Analysis of skeletal preparations of 18.5 dpc β-catenin mutant fetuses reveals that mainly cranial bones and cartilages of cranial NCC origin are missing. The absence of craniofacial structures appears not to result from a perturbed migration of cranial NCCs, as the expression of several NCC markers was normal. Also, mutant NCCs migrated in neural tube explant cultures. Up to 9 dpc, no increased apoptosis in early NCCs migrating to the branchial arches was observed, and no apoptotic cells could be detected in branchial arches. However, starting at 10.5 dpc, apoptosis was seen in the β-catenin mutant in proximal parts of arches 1 and 2, at the position where chondrogenic condensations take place. Condensations are cellular products of epithelial- mesenchymal cell interactions that initiate cell differentiation and morphogenesis within the branchial arches (Le Douarin, 1982; Carlson, 1994). Condensations require intimate cell- cell contact and hence recruitment of molecules mediating cell-cell adhesion. We therefore propose that the absence of craniofacial development in the β-catenin mutant is due to perturbation of cadherin-mediated cell adhesion rather than to a defect in Wnt signaling.

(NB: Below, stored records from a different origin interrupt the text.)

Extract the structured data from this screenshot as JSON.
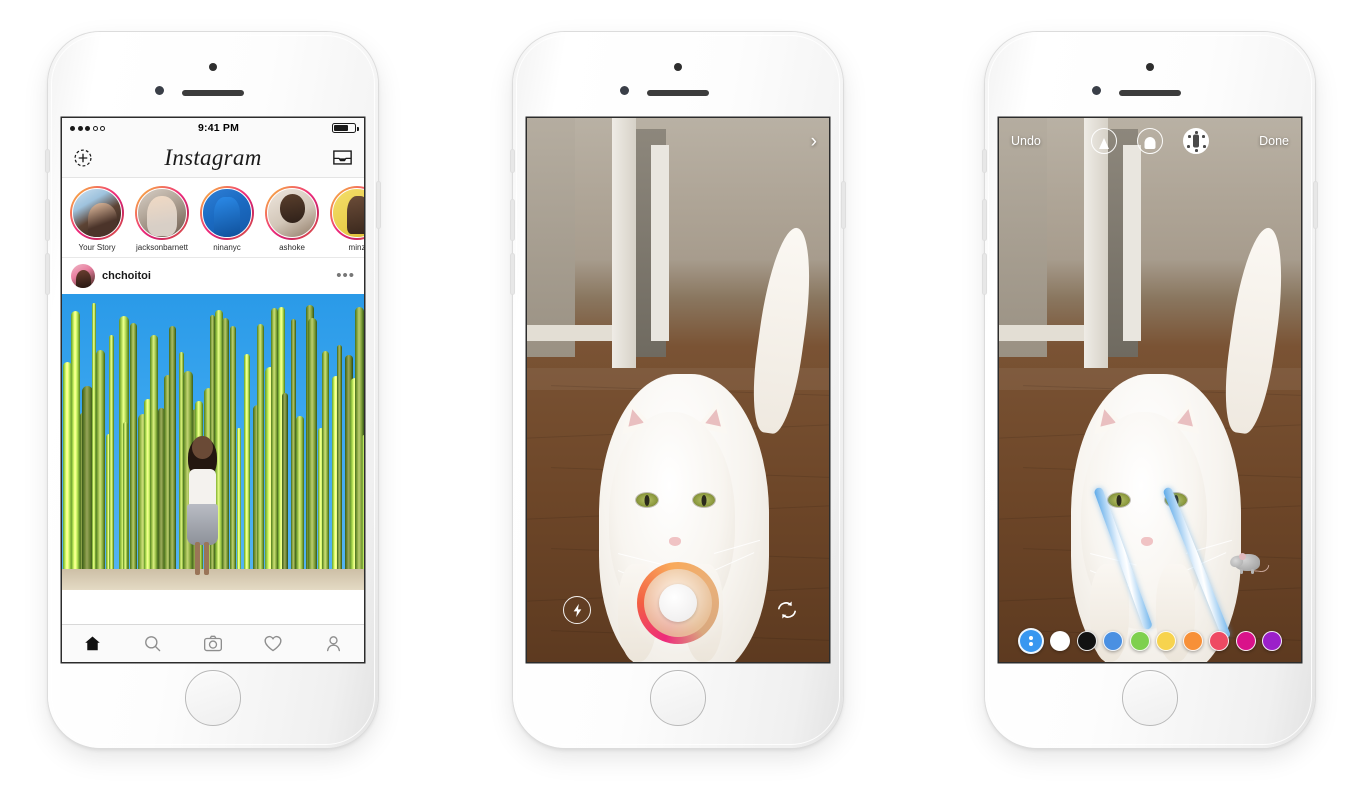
{
  "page": {
    "title": "Instagram Stories announcement — three iPhone screens"
  },
  "phone1": {
    "name": "instagram-feed",
    "status_bar": {
      "time": "9:41 PM",
      "signal_dots_filled": 3,
      "signal_dots_total": 5,
      "battery_percent": 72
    },
    "nav": {
      "logo": "Instagram",
      "left_icon": "add-photo-icon",
      "right_icon": "direct-inbox-icon"
    },
    "stories": [
      {
        "label": "Your Story",
        "avatar": "av1"
      },
      {
        "label": "jacksonbarnett",
        "avatar": "av2"
      },
      {
        "label": "ninanyc",
        "avatar": "av3"
      },
      {
        "label": "ashoke",
        "avatar": "av4"
      },
      {
        "label": "minz",
        "avatar": "av5"
      }
    ],
    "post": {
      "username": "chchoitoi",
      "more_label": "•••",
      "image_alt": "woman standing in front of tall cactus garden under blue sky"
    },
    "tabbar": [
      {
        "name": "home",
        "icon": "home-icon",
        "active": true
      },
      {
        "name": "search",
        "icon": "search-icon",
        "active": false
      },
      {
        "name": "camera",
        "icon": "camera-icon",
        "active": false
      },
      {
        "name": "activity",
        "icon": "heart-icon",
        "active": false
      },
      {
        "name": "profile",
        "icon": "person-icon",
        "active": false
      }
    ]
  },
  "phone2": {
    "name": "story-camera",
    "image_alt": "white cat with green eyes standing on wooden floor in a hallway",
    "chevron": "›",
    "controls": {
      "flash_icon": "flash-icon",
      "shutter": "shutter-button",
      "flip_icon": "camera-flip-icon"
    }
  },
  "phone3": {
    "name": "story-draw-mode",
    "image_alt": "same white cat with blue laser strokes drawn from its eyes and a mouse sticker",
    "top_bar": {
      "undo_label": "Undo",
      "done_label": "Done",
      "tools": [
        {
          "name": "pen-tool",
          "icon": "pen-thin-icon",
          "selected": false
        },
        {
          "name": "marker-tool",
          "icon": "pen-marker-icon",
          "selected": false
        },
        {
          "name": "glitter-tool",
          "icon": "pen-glitter-icon",
          "selected": true
        }
      ]
    },
    "colors": [
      {
        "name": "color-picker",
        "hex": "#3897f0",
        "selected": true
      },
      {
        "name": "white",
        "hex": "#ffffff",
        "selected": false
      },
      {
        "name": "black",
        "hex": "#121212",
        "selected": false
      },
      {
        "name": "blue",
        "hex": "#4a90e2",
        "selected": false
      },
      {
        "name": "green",
        "hex": "#7ed04f",
        "selected": false
      },
      {
        "name": "yellow",
        "hex": "#f7d34e",
        "selected": false
      },
      {
        "name": "orange",
        "hex": "#f79038",
        "selected": false
      },
      {
        "name": "red",
        "hex": "#ee4a63",
        "selected": false
      },
      {
        "name": "magenta",
        "hex": "#d9128a",
        "selected": false
      },
      {
        "name": "purple",
        "hex": "#9b20c9",
        "selected": false
      }
    ],
    "sticker": "mouse-sticker",
    "stroke_color": "#5aa8e8"
  }
}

In conclusion, we have shown that β-catenin is required for brain morphogenesis and for forming craniofacial structures derived from NCCs. The β-catenin mutant phenotype largely resembles the Wnt1−/− phenotype, i.e. in lacking midbrain/hindbrain structures, indicating that Wnt1/β-catenin signaling is required in these developmental processes. Moreover, our results provide good evidence that the control of En1 expression by Wnt1 is mediated through β-catenin-dependent signaling. We further observe a rather strong phenotype in craniofacial structures not seen in Wnt1−/− embryos. It is likely that here the lack of β-catenin affects cadherin function. Clearly, a more specific gene inactivation scheme is required to dissect the functions of β-catenin in adhesion vs. signaling.
For the gifts of plasmids we thank Brigid Hogan (Fgf8), Hubert Schorle (Ap2), Bernhard Herrmann and Karin Wertz (Isl1), Takayoshi Inoue (Cadherin6), Moisés Mallo (Crabp1 and Hoxa2), Antonio Simeone (Otx2), and Alexandra Joyner (En1). We thank Lars Nitschke for the gift of pBS112Sxneo/tk and pMCcreN plasmids. We are particularly grateful to Moisés Mallo for teaching us how to analyze the skeletal phenotype of the β-catenin mutant and for helpful advice and discussions throughout the project. We also thank Randy Cassada and Moisés Mallo for critical reading. R. M. was financed by EMBO, work in the laboratory of A. P. M. was supported by grant HD30249 from the NIH and L. S. was supported by the Swiss National Science Foundation.